This is rather expensive, and we are mildly annoyed about this. We liked things much better when there was an oil glut on the market and we could buy unleaded for next to nothing. We also liked things much better when hedge funds and speculators were not artificially boosting oil's price. But we recognize the market at work, and therefore we shan't complain about it. Besides, these high prices give us something to which we can look forward: namely, a really spectacular price crash in which the speculators get blitzed something fierce. Heh heh heh.
Still, despite the higher price of gasoline at the pump (we recently paid $1.94 per gallon, which bit), we have not really changed our driving habits. This is because fuel costs are a small percentage of our monthly outlays, and even if the price shot up above $2 per gallon, we would continue as normal. But there would be a point at when we would certainly cut back, and we hit upon that tonight.
We have decided that we will change our driving habits when the price of gasoline at the pump becomes more expensive than a commodity which we prize even more than gasoline: namely, Diet Cherry Coke. In our life, you see, Diet Cherry Coke is as much a necessity as gasoline, and it is surprisingly similar to petrol in other ways.
For Diet Cherry Coke is a "boutique" soda, in that it is a different formulation than regular Coke. There are supply concerns about Diet Cherry Coke, in that the few stores which carry it here in New Hampshire could run out at any time.
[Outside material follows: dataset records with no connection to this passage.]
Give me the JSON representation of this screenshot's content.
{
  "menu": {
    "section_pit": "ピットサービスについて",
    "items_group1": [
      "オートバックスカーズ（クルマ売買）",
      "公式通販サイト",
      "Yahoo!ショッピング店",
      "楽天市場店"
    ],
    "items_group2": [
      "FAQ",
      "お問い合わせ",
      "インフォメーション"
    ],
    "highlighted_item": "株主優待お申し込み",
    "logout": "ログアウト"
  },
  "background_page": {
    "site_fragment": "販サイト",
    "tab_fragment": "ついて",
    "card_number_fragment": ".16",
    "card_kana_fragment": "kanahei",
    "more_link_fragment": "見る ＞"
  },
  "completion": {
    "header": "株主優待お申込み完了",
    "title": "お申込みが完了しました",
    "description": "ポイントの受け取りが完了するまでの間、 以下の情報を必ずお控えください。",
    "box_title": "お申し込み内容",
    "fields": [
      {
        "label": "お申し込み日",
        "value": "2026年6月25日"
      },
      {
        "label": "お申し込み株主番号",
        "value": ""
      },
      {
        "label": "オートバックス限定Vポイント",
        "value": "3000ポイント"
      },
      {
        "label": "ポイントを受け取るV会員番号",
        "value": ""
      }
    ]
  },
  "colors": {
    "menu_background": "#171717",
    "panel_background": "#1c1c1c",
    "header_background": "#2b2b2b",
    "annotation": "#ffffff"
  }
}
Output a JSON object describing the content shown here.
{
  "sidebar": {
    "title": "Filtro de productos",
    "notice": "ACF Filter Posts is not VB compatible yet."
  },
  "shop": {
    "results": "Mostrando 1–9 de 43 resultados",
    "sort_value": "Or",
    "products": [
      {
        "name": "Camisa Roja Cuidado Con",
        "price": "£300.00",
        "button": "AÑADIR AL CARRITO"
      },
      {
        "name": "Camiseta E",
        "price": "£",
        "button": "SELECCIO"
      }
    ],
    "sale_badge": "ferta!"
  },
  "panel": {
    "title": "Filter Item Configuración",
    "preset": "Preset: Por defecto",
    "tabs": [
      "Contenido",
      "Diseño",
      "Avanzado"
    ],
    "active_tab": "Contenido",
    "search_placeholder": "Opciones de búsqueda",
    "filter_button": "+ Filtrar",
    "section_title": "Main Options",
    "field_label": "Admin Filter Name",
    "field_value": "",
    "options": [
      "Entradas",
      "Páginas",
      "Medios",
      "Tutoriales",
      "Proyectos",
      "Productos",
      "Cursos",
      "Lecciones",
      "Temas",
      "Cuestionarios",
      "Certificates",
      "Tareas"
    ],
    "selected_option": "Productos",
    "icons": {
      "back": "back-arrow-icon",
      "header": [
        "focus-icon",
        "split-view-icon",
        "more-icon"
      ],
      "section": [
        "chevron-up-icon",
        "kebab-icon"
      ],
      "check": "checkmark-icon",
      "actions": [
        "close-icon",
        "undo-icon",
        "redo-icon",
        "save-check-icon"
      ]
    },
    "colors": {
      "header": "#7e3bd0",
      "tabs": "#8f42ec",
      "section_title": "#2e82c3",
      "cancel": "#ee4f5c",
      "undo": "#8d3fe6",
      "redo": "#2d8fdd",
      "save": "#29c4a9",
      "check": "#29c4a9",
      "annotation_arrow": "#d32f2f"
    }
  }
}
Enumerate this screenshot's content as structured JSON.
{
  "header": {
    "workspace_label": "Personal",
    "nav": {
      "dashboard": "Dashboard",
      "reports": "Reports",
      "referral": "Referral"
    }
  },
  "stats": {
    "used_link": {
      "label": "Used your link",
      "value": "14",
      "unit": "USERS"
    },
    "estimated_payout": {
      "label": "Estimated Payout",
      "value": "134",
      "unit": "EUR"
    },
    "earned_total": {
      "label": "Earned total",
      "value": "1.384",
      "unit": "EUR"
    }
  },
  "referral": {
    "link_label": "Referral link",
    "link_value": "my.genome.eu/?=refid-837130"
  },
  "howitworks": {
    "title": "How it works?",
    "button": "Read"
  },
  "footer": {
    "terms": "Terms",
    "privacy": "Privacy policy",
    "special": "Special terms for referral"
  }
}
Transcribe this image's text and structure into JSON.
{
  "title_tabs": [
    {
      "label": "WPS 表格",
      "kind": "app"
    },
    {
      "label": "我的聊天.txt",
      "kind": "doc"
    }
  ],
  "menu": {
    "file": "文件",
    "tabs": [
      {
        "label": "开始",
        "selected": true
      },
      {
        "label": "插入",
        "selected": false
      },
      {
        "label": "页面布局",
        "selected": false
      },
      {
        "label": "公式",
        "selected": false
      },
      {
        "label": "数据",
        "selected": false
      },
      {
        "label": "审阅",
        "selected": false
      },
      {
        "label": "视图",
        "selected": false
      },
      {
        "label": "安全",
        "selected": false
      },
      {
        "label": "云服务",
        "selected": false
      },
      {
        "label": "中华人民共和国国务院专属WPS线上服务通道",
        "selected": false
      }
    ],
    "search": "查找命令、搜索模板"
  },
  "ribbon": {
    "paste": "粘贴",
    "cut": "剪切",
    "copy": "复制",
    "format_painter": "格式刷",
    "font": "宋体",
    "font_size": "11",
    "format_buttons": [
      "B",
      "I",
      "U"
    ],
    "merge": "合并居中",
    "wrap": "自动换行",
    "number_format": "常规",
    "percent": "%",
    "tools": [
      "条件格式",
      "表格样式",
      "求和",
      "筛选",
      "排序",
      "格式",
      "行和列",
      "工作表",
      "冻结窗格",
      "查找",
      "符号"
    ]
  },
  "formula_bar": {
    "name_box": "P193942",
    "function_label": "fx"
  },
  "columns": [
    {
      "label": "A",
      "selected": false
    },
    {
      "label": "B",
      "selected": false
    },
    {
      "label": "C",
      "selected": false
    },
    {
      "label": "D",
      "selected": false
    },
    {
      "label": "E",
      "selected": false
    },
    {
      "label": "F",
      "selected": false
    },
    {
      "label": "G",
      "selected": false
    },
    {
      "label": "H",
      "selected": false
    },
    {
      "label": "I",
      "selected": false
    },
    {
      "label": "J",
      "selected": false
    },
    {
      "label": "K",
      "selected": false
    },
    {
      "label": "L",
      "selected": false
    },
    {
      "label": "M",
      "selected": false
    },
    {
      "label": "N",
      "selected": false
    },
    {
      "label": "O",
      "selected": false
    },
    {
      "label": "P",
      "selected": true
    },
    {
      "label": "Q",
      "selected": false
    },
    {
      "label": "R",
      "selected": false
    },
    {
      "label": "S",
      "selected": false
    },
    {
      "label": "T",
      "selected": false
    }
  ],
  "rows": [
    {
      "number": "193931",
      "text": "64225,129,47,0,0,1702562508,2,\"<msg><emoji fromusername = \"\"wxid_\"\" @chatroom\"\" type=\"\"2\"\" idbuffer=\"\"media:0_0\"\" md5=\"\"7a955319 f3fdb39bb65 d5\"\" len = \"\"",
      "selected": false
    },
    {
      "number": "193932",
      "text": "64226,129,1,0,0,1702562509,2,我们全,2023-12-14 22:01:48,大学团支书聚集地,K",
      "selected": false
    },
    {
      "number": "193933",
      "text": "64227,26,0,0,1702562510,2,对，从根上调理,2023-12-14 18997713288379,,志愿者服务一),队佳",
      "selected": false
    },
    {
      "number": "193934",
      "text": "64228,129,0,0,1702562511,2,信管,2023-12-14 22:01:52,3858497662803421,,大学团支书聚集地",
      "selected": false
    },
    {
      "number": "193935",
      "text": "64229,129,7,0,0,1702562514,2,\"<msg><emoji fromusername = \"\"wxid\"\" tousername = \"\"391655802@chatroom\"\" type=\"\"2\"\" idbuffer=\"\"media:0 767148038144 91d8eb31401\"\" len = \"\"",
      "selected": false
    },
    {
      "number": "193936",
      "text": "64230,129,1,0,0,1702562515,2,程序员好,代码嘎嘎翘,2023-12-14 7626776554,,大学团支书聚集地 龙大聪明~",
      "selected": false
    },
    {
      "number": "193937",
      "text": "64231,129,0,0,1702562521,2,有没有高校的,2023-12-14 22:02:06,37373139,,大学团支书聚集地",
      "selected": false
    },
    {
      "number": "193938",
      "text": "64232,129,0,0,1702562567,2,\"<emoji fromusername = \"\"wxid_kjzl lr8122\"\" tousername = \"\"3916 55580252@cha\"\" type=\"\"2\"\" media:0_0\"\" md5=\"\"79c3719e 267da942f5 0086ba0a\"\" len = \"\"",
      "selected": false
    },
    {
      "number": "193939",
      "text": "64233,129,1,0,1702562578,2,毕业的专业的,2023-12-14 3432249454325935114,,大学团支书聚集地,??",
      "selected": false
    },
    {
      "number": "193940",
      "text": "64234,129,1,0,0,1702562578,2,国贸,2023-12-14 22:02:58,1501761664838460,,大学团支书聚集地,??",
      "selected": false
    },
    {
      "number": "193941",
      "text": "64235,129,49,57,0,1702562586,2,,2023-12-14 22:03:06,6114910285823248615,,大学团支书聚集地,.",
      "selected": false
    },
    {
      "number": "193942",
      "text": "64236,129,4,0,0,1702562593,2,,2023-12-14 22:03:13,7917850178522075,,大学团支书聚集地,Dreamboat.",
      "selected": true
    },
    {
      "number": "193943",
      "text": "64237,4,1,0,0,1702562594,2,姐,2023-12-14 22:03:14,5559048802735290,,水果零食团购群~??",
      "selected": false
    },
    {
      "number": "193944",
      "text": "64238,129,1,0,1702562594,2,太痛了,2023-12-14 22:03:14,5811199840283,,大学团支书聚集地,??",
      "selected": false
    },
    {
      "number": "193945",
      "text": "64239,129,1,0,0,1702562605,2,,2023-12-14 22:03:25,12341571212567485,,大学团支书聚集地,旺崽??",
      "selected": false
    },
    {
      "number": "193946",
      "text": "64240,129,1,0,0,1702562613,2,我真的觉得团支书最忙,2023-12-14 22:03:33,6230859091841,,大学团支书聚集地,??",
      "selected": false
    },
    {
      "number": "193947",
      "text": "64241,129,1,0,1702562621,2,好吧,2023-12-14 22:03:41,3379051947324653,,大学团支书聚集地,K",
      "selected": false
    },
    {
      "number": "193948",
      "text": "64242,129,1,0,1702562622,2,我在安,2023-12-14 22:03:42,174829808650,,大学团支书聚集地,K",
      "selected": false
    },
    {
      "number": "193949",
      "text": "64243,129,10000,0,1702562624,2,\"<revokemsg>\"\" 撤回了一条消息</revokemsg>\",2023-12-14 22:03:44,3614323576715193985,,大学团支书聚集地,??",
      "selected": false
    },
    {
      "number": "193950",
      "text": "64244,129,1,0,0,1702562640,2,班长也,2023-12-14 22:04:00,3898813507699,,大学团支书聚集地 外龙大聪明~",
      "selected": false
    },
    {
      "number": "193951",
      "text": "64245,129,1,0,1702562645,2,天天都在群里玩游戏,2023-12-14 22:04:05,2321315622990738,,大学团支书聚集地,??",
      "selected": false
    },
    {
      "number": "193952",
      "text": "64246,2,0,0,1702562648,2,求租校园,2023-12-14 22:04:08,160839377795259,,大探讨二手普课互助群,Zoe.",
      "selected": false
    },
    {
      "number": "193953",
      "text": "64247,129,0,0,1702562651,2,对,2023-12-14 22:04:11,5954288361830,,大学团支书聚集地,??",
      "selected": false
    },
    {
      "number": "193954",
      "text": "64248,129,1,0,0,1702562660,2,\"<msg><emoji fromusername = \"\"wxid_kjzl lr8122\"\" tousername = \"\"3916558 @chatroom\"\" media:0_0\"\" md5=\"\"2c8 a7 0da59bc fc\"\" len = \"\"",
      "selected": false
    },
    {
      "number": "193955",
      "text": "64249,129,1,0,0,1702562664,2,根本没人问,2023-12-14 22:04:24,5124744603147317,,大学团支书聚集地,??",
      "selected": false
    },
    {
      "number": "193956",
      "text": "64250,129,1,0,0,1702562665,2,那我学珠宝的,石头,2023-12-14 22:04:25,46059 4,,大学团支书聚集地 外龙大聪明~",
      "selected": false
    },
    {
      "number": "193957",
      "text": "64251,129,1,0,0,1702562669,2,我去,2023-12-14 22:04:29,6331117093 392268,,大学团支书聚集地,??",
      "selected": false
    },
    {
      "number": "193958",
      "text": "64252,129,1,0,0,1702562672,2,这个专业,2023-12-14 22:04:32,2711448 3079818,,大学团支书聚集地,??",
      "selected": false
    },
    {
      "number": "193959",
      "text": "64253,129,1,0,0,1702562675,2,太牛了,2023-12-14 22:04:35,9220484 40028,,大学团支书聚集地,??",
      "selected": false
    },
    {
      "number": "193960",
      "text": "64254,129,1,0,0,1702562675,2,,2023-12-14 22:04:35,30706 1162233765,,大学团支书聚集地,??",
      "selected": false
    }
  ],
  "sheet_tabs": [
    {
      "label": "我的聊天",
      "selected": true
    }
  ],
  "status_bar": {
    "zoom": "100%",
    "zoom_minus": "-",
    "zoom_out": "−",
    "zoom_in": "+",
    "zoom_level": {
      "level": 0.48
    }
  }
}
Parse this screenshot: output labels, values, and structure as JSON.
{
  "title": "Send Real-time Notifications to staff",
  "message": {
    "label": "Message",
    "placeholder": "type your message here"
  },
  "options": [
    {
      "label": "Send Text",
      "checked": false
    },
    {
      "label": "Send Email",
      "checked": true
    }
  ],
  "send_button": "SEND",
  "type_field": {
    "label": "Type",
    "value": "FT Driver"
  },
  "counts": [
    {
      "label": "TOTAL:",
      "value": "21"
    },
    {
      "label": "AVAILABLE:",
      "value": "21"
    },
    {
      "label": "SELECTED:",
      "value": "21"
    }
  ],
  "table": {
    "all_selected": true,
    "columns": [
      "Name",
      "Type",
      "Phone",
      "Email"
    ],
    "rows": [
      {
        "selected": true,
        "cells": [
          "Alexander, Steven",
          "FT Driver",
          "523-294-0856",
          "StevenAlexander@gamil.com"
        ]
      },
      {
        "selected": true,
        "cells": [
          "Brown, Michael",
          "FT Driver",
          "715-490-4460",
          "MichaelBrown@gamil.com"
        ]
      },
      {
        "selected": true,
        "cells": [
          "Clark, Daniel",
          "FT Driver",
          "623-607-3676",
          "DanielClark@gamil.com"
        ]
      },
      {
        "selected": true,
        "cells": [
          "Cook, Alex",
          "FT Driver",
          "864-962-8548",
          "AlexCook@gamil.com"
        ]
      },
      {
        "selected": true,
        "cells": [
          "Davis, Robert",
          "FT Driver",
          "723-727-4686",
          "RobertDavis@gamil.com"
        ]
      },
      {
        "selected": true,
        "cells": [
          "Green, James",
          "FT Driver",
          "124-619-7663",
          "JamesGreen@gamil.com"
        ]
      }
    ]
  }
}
And lastly, Diet Cherry Coke is a commodity which costs virtually nothing to produce, yet is sold for far more than its inherent value.
We can assure you that we pay between $2.50 and $3.79 for twelve 12-oz. cans of Diet Cherry Coke, which are delivered in Half-Case Fridge Packs. (There are no two-liter bottles of the stuff). This is an average cost of $3.15 per half-case. A half-case contains 144 oz. of Diet Cherry Coke, or 1.125 gallons, bringing the per-gallon price of Diet Cherry Coke to $2.80.
Now, the way we see it, Diet Cherry Coke is far more important to us than oil. It is far easier for us to get oil than it is to get Diet Cherry Coke, and while we could deal with shortages of oil, we can't really deal with shortages of Diet Cherry Coke. And lastly, oil isn't something which a monopoly produces; but our stock of Diet Cherry Coke is directly subject to the whims of the Good People at Coca-Cola. Should they decide to stop selling it, we are doomed.
So should the price of gasoline hit $2.80 per gallon, we would warn the oil firms that we're going to have to cut back something fierce on our driving. We are not going to pay through the nose for a commodity whose utility to us is outstripped by its cost. We'll apply our savings to buying Diet Cherry Coke in bulk. And who knows -- if we buy enough and we're lucky, perhaps we could even sign up for some kind of Diet Cherry Coke voucher program!Posted by Benjamin Kepple at October 10, 2004 11:00 PM | TrackBack